“It’s a subtle difference, but it’s very real,” Diersen says.
Gilbert points out that there isn’t a sweet spot that correlates between the number of acres farmed or head of livestock fed and profitability.
“The most profitable farmers are trying to maximize what they have, with expenses or input costs in mind,” he says. “Sometimes, it doesn’t make sense to put on a fungicide or one more round of fertilizer. You have to look at the cost benefit of every input. We know that we can’t expect farmers to do the same thing and not make any money.”
Diversify for Success
Many farms today have turned to diversification to even out the peaks and valleys of the agriculture industry. Diersen says that there are definitely trade-offs associated with increased diversification.
“If you go back 10 to 20 years in South Dakota, a typical farm would’ve been more diversified than you see today,” Diersen says. “There was a push of corn and soybeans predominantly, because of their profitability, and doing so intensively.”
The push to farming a narrow number of crops resulted in many farmers discontinuing a hog, feedlot or dairy operation. Since then, the industry has swung back to adding more diversification, but Diersen says that may not be the best approach.
“There is always a trade-off in terms of concentrating on a cropping system and doing it really well and large scale,” Diersen adds. “Those additional income streams can be beneficial, but they have to be profitable, as well.”
“Diversification is the key to success,” Gilbert says. “Some have gotten away from that in the past, because they were so wildly profitable in the grain sector, but most banks are good with livestock.”
What’s the Answer?
For some farmers, they may already be farming as efficiently as possible and still having trouble. Diersen says if that is the case, it’s time to branch out and look in different directions.
“If you’re reliant on the sale of collateral, such as real estate or machinery, to repay loans, that’s not good,” Gilbert says. “But if you can show positive cash flow, even with a thin equity margin, a lot of banks are willing to take a look at that.”
“Could you start a small feedlot that would help reduce fertilizer expense by providing manure for added nutrients on your crops?” Diersen postulates. “I’ve heard several times in other parts of the Midwest that that set up could work, if it’s profitable on its own.”
Diersen says the goal is to lower the total cost of production in any way possible. Gilbert adds that expense control is critical, and it has to be done without emotion.

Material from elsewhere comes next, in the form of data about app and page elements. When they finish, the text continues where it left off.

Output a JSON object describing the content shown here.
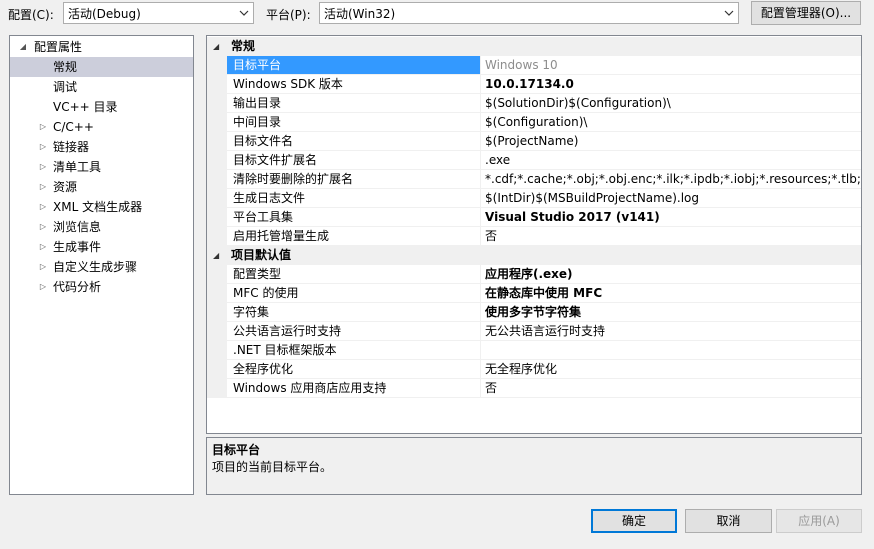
{
  "toolbar": {
    "config_label": "配置(C):",
    "config_value": "活动(Debug)",
    "platform_label": "平台(P):",
    "platform_value": "活动(Win32)",
    "config_manager_label": "配置管理器(O)..."
  },
  "tree": {
    "items": [
      {
        "label": "配置属性",
        "toggle": "◢",
        "level": 0,
        "selected": false
      },
      {
        "label": "常规",
        "toggle": "",
        "level": 1,
        "selected": true
      },
      {
        "label": "调试",
        "toggle": "",
        "level": 1,
        "selected": false
      },
      {
        "label": "VC++ 目录",
        "toggle": "",
        "level": 1,
        "selected": false
      },
      {
        "label": "C/C++",
        "toggle": "▷",
        "level": 1,
        "selected": false
      },
      {
        "label": "链接器",
        "toggle": "▷",
        "level": 1,
        "selected": false
      },
      {
        "label": "清单工具",
        "toggle": "▷",
        "level": 1,
        "selected": false
      },
      {
        "label": "资源",
        "toggle": "▷",
        "level": 1,
        "selected": false
      },
      {
        "label": "XML 文档生成器",
        "toggle": "▷",
        "level": 1,
        "selected": false
      },
      {
        "label": "浏览信息",
        "toggle": "▷",
        "level": 1,
        "selected": false
      },
      {
        "label": "生成事件",
        "toggle": "▷",
        "level": 1,
        "selected": false
      },
      {
        "label": "自定义生成步骤",
        "toggle": "▷",
        "level": 1,
        "selected": false
      },
      {
        "label": "代码分析",
        "toggle": "▷",
        "level": 1,
        "selected": false
      }
    ]
  },
  "grid": {
    "sections": [
      {
        "title": "常规",
        "toggle": "◢",
        "rows": [
          {
            "name": "目标平台",
            "value": "Windows 10",
            "style": "grey",
            "selected": true
          },
          {
            "name": "Windows SDK 版本",
            "value": "10.0.17134.0",
            "style": "bold",
            "selected": false
          },
          {
            "name": "输出目录",
            "value": "$(SolutionDir)$(Configuration)\\",
            "style": "",
            "selected": false
          },
          {
            "name": "中间目录",
            "value": "$(Configuration)\\",
            "style": "",
            "selected": false
          },
          {
            "name": "目标文件名",
            "value": "$(ProjectName)",
            "style": "",
            "selected": false
          },
          {
            "name": "目标文件扩展名",
            "value": ".exe",
            "style": "",
            "selected": false
          },
          {
            "name": "清除时要删除的扩展名",
            "value": "*.cdf;*.cache;*.obj;*.obj.enc;*.ilk;*.ipdb;*.iobj;*.resources;*.tlb;*.tli;*.t",
            "style": "",
            "selected": false
          },
          {
            "name": "生成日志文件",
            "value": "$(IntDir)$(MSBuildProjectName).log",
            "style": "",
            "selected": false
          },
          {
            "name": "平台工具集",
            "value": "Visual Studio 2017 (v141)",
            "style": "bold",
            "selected": false
          },
          {
            "name": "启用托管增量生成",
            "value": "否",
            "style": "",
            "selected": false
          }
        ]
      },
      {
        "title": "项目默认值",
        "toggle": "◢",
        "rows": [
          {
            "name": "配置类型",
            "value": "应用程序(.exe)",
            "style": "bold",
            "selected": false
          },
          {
            "name": "MFC 的使用",
            "value": "在静态库中使用 MFC",
            "style": "bold",
            "selected": false
          },
          {
            "name": "字符集",
            "value": "使用多字节字符集",
            "style": "bold",
            "selected": false
          },
          {
            "name": "公共语言运行时支持",
            "value": "无公共语言运行时支持",
            "style": "",
            "selected": false
          },
          {
            "name": ".NET 目标框架版本",
            "value": "",
            "style": "",
            "selected": false
          },
          {
            "name": "全程序优化",
            "value": "无全程序优化",
            "style": "",
            "selected": false
          },
          {
            "name": "Windows 应用商店应用支持",
            "value": "否",
            "style": "",
            "selected": false
          }
        ]
      }
    ]
  },
  "description": {
    "title": "目标平台",
    "text": "项目的当前目标平台。"
  },
  "buttons": {
    "ok": "确定",
    "cancel": "取消",
    "apply": "应用(A)"
  },
  "colors": {
    "selection": "#3399ff",
    "tree_selection": "#cccedb",
    "default_button_border": "#0078d7"
  }
}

“If you know your break even, don’t be worried about pulling the trigger when profit presents itself,” Gilbert says.
“By getting a lower break even, you can improve profitability,” he says. “There are a lot of moving parts, though, and you do have to have capital up front to add a small livestock operation.”
Having the capital up front can be a challenge for some farmers, Diersen says, especially if their current working capital has been stressed so they don’t have any extra or even enough to borrow more.
If access to capital is an issue and borrowing is not an option, Gilbert points out that there are several programs available to help farmers, such as EQIP, the Department of Natural Resources, Farm Service Agency, and other government programs.
“Most banks are willing to take a look at that and help their borrowers out,” Gilbert adds.
Phone interviews with Diersen and Gilbert